### What to produce
Every line in the records below with the string "друзей" needs to be copied out.

### Items from an interface collection
◆ ◆ ◆

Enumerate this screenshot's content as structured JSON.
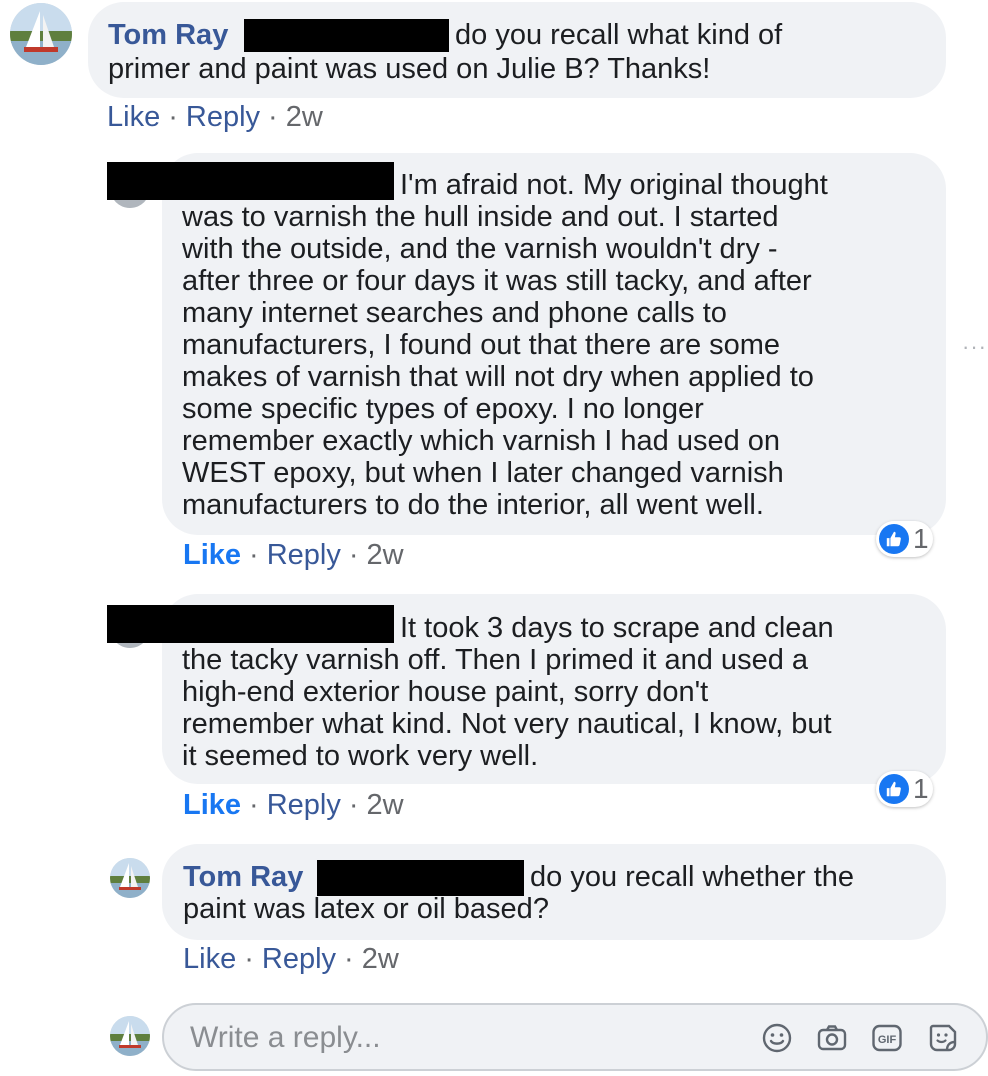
{
  "comments": [
    {
      "author": "Tom Ray",
      "line1": "do you recall what kind of",
      "line2": "primer and paint was used on Julie B? Thanks!",
      "actions": {
        "like": "Like",
        "reply": "Reply",
        "time": "2w",
        "sep": "·"
      }
    },
    {
      "first_line": "I'm afraid not. My original thought",
      "lines": [
        "was to varnish the hull inside and out. I started",
        "with the outside, and the varnish wouldn't dry -",
        "after three or four days it was still tacky, and after",
        "many internet searches and phone calls to",
        "manufacturers, I found out that there are some",
        "makes of varnish that will not dry when applied to",
        "some specific types of epoxy. I no longer",
        "remember exactly which varnish I had used on",
        "WEST epoxy, but when I later changed varnish",
        "manufacturers to do the interior, all went well."
      ],
      "reaction_count": "1",
      "actions": {
        "like": "Like",
        "reply": "Reply",
        "time": "2w",
        "sep": "·"
      }
    },
    {
      "first_line": "It took 3 days to scrape and clean",
      "lines": [
        "the tacky varnish off. Then I primed it and used a",
        "high-end exterior house paint, sorry don't",
        "remember what kind. Not very nautical, I know, but",
        "it seemed to work very well."
      ],
      "reaction_count": "1",
      "actions": {
        "like": "Like",
        "reply": "Reply",
        "time": "2w",
        "sep": "·"
      }
    },
    {
      "author": "Tom Ray",
      "line1": "do you recall whether the",
      "line2": "paint was latex or oil based?",
      "actions": {
        "like": "Like",
        "reply": "Reply",
        "time": "2w",
        "sep": "·"
      }
    }
  ],
  "more_options": "···",
  "composer": {
    "placeholder": "Write a reply...",
    "icons": [
      "emoji-icon",
      "camera-icon",
      "gif-icon",
      "sticker-icon"
    ],
    "gif_label": "GIF"
  },
  "colors": {
    "bubble": "#f0f2f5",
    "author": "#385898",
    "like_active": "#1877f2",
    "meta": "#65676b"
  }
}
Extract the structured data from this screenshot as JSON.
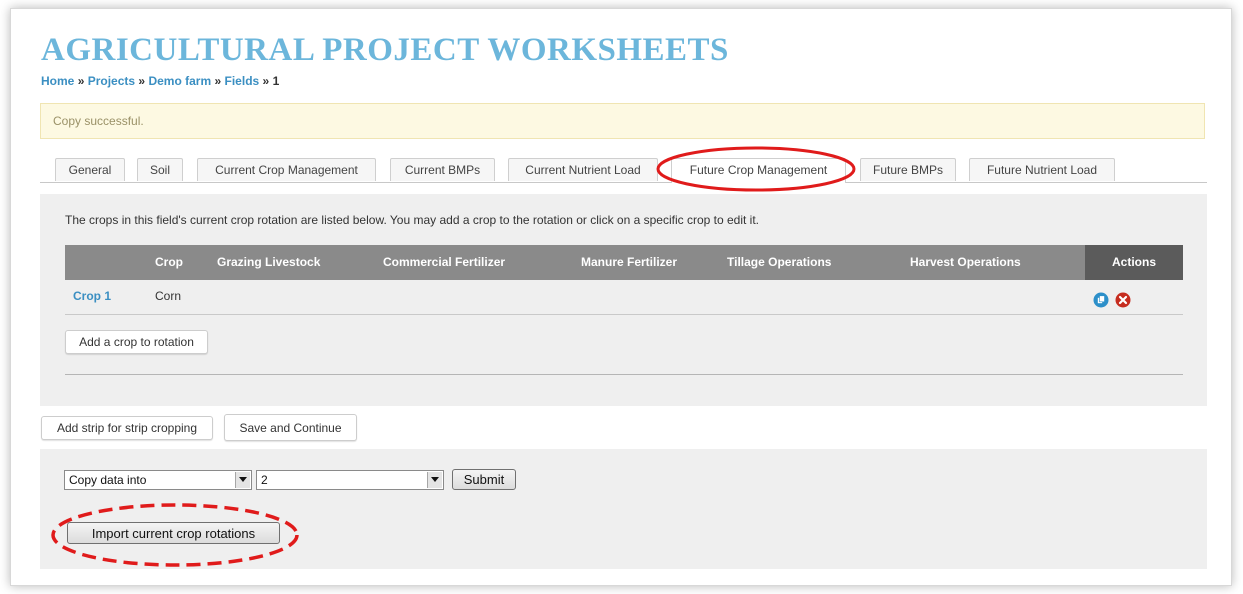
{
  "header": {
    "title": "AGRICULTURAL PROJECT WORKSHEETS",
    "breadcrumb": {
      "home": "Home",
      "projects": "Projects",
      "farm": "Demo farm",
      "fields": "Fields",
      "current": "1",
      "separator": "»"
    }
  },
  "notice": {
    "text": "Copy successful."
  },
  "tabs": [
    {
      "label": "General"
    },
    {
      "label": "Soil"
    },
    {
      "label": "Current Crop Management"
    },
    {
      "label": "Current BMPs"
    },
    {
      "label": "Current Nutrient Load"
    },
    {
      "label": "Future Crop Management",
      "active": true
    },
    {
      "label": "Future BMPs"
    },
    {
      "label": "Future Nutrient Load"
    }
  ],
  "panel": {
    "intro": "The crops in this field's current crop rotation are listed below. You may add a crop to the rotation or click on a specific crop to edit it.",
    "table": {
      "headers": {
        "crop": "Crop",
        "grazing": "Grazing Livestock",
        "commercial": "Commercial Fertilizer",
        "manure": "Manure Fertilizer",
        "tillage": "Tillage Operations",
        "harvest": "Harvest Operations",
        "actions": "Actions"
      },
      "rows": [
        {
          "name": "Crop 1",
          "crop": "Corn",
          "copy_icon": "copy-icon",
          "delete_icon": "delete-icon"
        }
      ]
    },
    "add_crop_label": "Add a crop to rotation"
  },
  "actions": {
    "add_strip_label": "Add strip for strip cropping",
    "save_label": "Save and Continue"
  },
  "copy_panel": {
    "action_select_value": "Copy data into",
    "target_select_value": "2",
    "submit_label": "Submit",
    "import_label": "Import current crop rotations"
  },
  "colors": {
    "title": "#6cb6db",
    "link": "#3b8fc2",
    "table_header": "#8a8a8a",
    "actions_header": "#5b5b5b",
    "notice_bg": "#fdf9e2",
    "annotation": "#e01b1b",
    "copy_icon": "#2c8fc9",
    "delete_icon": "#c62d1f"
  }
}
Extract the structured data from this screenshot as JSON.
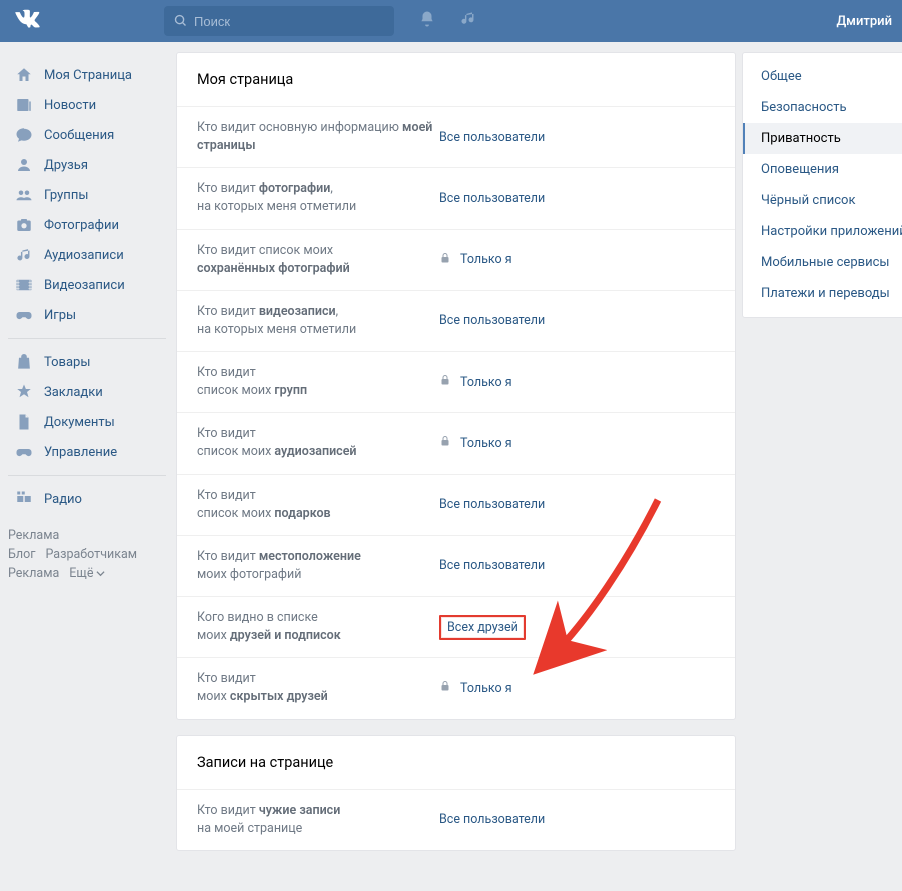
{
  "topbar": {
    "search_placeholder": "Поиск",
    "username": "Дмитрий"
  },
  "leftnav": {
    "items1": [
      {
        "icon": "home",
        "label": "Моя Страница"
      },
      {
        "icon": "news",
        "label": "Новости"
      },
      {
        "icon": "msg",
        "label": "Сообщения"
      },
      {
        "icon": "friends",
        "label": "Друзья"
      },
      {
        "icon": "groups",
        "label": "Группы"
      },
      {
        "icon": "photo",
        "label": "Фотографии"
      },
      {
        "icon": "audio",
        "label": "Аудиозаписи"
      },
      {
        "icon": "video",
        "label": "Видеозаписи"
      },
      {
        "icon": "games",
        "label": "Игры"
      }
    ],
    "items2": [
      {
        "icon": "market",
        "label": "Товары"
      },
      {
        "icon": "bookmark",
        "label": "Закладки"
      },
      {
        "icon": "docs",
        "label": "Документы"
      },
      {
        "icon": "manage",
        "label": "Управление"
      }
    ],
    "items3": [
      {
        "icon": "radio",
        "label": "Радио"
      }
    ],
    "footer": {
      "ad": "Реклама",
      "blog": "Блог",
      "dev": "Разработчикам",
      "ad2": "Реклама",
      "more": "Ещё"
    }
  },
  "rightnav": {
    "items": [
      {
        "label": "Общее"
      },
      {
        "label": "Безопасность"
      },
      {
        "label": "Приватность",
        "active": true
      },
      {
        "label": "Оповещения"
      },
      {
        "label": "Чёрный список"
      },
      {
        "label": "Настройки приложений"
      },
      {
        "label": "Мобильные сервисы"
      },
      {
        "label": "Платежи и переводы"
      }
    ]
  },
  "main": {
    "section1_title": "Моя страница",
    "settings": [
      {
        "label_pre": "Кто видит основную информацию ",
        "label_bold": "моей страницы",
        "label_post": "",
        "value": "Все пользователи",
        "locked": false
      },
      {
        "label_pre": "Кто видит ",
        "label_bold": "фотографии",
        "label_post": ",\nна которых меня отметили",
        "value": "Все пользователи",
        "locked": false
      },
      {
        "label_pre": "Кто видит список моих\n",
        "label_bold": "сохранённых фотографий",
        "label_post": "",
        "value": "Только я",
        "locked": true
      },
      {
        "label_pre": "Кто видит ",
        "label_bold": "видеозаписи",
        "label_post": ",\nна которых меня отметили",
        "value": "Все пользователи",
        "locked": false
      },
      {
        "label_pre": "Кто видит\nсписок моих ",
        "label_bold": "групп",
        "label_post": "",
        "value": "Только я",
        "locked": true
      },
      {
        "label_pre": "Кто видит\nсписок моих ",
        "label_bold": "аудиозаписей",
        "label_post": "",
        "value": "Только я",
        "locked": true
      },
      {
        "label_pre": "Кто видит\nсписок моих ",
        "label_bold": "подарков",
        "label_post": "",
        "value": "Все пользователи",
        "locked": false
      },
      {
        "label_pre": "Кто видит ",
        "label_bold": "местоположение",
        "label_post": "\nмоих фотографий",
        "value": "Все пользователи",
        "locked": false
      },
      {
        "label_pre": "Кого видно в списке\nмоих ",
        "label_bold": "друзей и подписок",
        "label_post": "",
        "value": "Всех друзей",
        "locked": false,
        "highlight": true
      },
      {
        "label_pre": "Кто видит\nмоих ",
        "label_bold": "скрытых друзей",
        "label_post": "",
        "value": "Только я",
        "locked": true
      }
    ],
    "section2_title": "Записи на странице",
    "settings2": [
      {
        "label_pre": "Кто видит ",
        "label_bold": "чужие записи",
        "label_post": "\nна моей странице",
        "value": "Все пользователи",
        "locked": false
      }
    ]
  }
}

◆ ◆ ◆

### Answer below
        "label_bold": "друзей и подписок",
        "value": "Всех друзей",
        "label_bold": "скрытых друзей",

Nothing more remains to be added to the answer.